Records to use Block Start
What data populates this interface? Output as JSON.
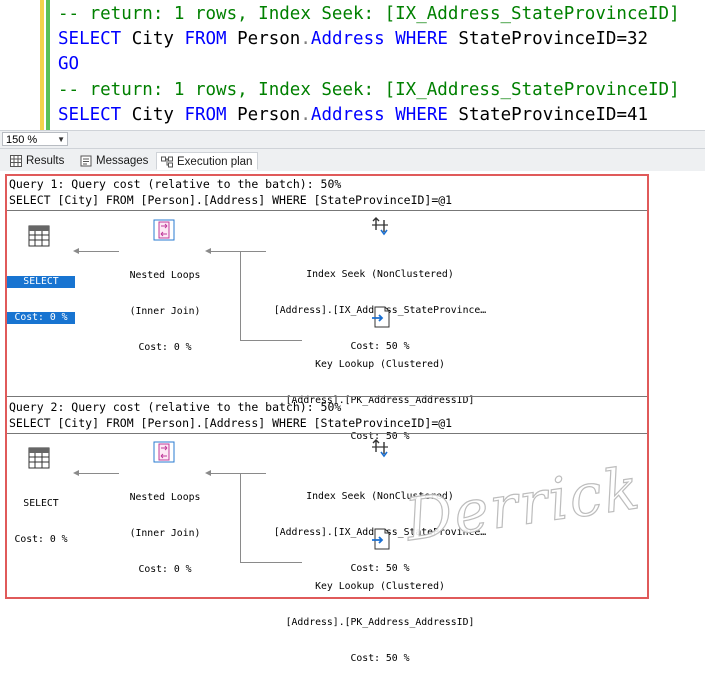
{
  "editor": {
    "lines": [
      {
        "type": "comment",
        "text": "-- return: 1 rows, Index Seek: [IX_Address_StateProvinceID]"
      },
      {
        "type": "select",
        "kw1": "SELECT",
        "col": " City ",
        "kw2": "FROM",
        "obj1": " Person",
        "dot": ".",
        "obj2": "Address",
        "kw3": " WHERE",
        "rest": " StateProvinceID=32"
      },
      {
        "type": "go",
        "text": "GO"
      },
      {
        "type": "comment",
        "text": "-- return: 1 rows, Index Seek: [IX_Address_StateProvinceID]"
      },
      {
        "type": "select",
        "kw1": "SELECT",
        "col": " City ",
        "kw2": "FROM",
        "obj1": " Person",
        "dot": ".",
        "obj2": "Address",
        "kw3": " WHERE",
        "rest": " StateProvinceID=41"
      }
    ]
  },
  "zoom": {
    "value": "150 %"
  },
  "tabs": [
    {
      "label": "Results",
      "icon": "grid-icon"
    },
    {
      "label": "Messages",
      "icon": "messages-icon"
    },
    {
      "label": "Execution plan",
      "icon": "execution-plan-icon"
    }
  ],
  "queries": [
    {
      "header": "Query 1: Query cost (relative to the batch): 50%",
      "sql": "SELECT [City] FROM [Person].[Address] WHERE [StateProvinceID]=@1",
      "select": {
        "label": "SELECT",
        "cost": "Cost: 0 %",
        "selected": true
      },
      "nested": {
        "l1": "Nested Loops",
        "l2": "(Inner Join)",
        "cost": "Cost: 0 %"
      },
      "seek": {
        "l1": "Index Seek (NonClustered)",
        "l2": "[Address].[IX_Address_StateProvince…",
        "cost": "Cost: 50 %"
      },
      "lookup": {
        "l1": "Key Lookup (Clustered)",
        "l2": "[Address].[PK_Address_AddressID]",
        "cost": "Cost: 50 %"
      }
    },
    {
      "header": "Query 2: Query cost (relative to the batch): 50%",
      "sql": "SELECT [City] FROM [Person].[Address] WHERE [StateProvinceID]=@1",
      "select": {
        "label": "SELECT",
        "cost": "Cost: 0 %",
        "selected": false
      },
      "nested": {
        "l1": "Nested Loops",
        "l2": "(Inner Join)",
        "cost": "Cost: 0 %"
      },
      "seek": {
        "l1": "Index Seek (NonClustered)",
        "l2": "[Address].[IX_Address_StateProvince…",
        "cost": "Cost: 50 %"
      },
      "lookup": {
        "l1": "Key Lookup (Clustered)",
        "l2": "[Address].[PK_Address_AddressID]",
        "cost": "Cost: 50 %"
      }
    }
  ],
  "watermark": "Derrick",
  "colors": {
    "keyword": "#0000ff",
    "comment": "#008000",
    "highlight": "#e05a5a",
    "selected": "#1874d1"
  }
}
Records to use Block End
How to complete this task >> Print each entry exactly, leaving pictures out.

Exercise answer >>
What data populates this interface? Output as JSON.
{
  "editor": {
    "lines": [
      {
        "type": "comment",
        "text": "-- return: 1 rows, Index Seek: [IX_Address_StateProvinceID]"
      },
      {
        "type": "select",
        "kw1": "SELECT",
        "col": " City ",
        "kw2": "FROM",
        "obj1": " Person",
        "dot": ".",
        "obj2": "Address",
        "kw3": " WHERE",
        "rest": " StateProvinceID=32"
      },
      {
        "type": "go",
        "text": "GO"
      },
      {
        "type": "comment",
        "text": "-- return: 1 rows, Index Seek: [IX_Address_StateProvinceID]"
      },
      {
        "type": "select",
        "kw1": "SELECT",
        "col": " City ",
        "kw2": "FROM",
        "obj1": " Person",
        "dot": ".",
        "obj2": "Address",
        "kw3": " WHERE",
        "rest": " StateProvinceID=41"
      }
    ]
  },
  "zoom": {
    "value": "150 %"
  },
  "tabs": [
    {
      "label": "Results",
      "icon": "grid-icon"
    },
    {
      "label": "Messages",
      "icon": "messages-icon"
    },
    {
      "label": "Execution plan",
      "icon": "execution-plan-icon"
    }
  ],
  "queries": [
    {
      "header": "Query 1: Query cost (relative to the batch): 50%",
      "sql": "SELECT [City] FROM [Person].[Address] WHERE [StateProvinceID]=@1",
      "select": {
        "label": "SELECT",
        "cost": "Cost: 0 %",
        "selected": true
      },
      "nested": {
        "l1": "Nested Loops",
        "l2": "(Inner Join)",
        "cost": "Cost: 0 %"
      },
      "seek": {
        "l1": "Index Seek (NonClustered)",
        "l2": "[Address].[IX_Address_StateProvince…",
        "cost": "Cost: 50 %"
      },
      "lookup": {
        "l1": "Key Lookup (Clustered)",
        "l2": "[Address].[PK_Address_AddressID]",
        "cost": "Cost: 50 %"
      }
    },
    {
      "header": "Query 2: Query cost (relative to the batch): 50%",
      "sql": "SELECT [City] FROM [Person].[Address] WHERE [StateProvinceID]=@1",
      "select": {
        "label": "SELECT",
        "cost": "Cost: 0 %",
        "selected": false
      },
      "nested": {
        "l1": "Nested Loops",
        "l2": "(Inner Join)",
        "cost": "Cost: 0 %"
      },
      "seek": {
        "l1": "Index Seek (NonClustered)",
        "l2": "[Address].[IX_Address_StateProvince…",
        "cost": "Cost: 50 %"
      },
      "lookup": {
        "l1": "Key Lookup (Clustered)",
        "l2": "[Address].[PK_Address_AddressID]",
        "cost": "Cost: 50 %"
      }
    }
  ],
  "watermark": "Derrick",
  "colors": {
    "keyword": "#0000ff",
    "comment": "#008000",
    "highlight": "#e05a5a",
    "selected": "#1874d1"
  }
}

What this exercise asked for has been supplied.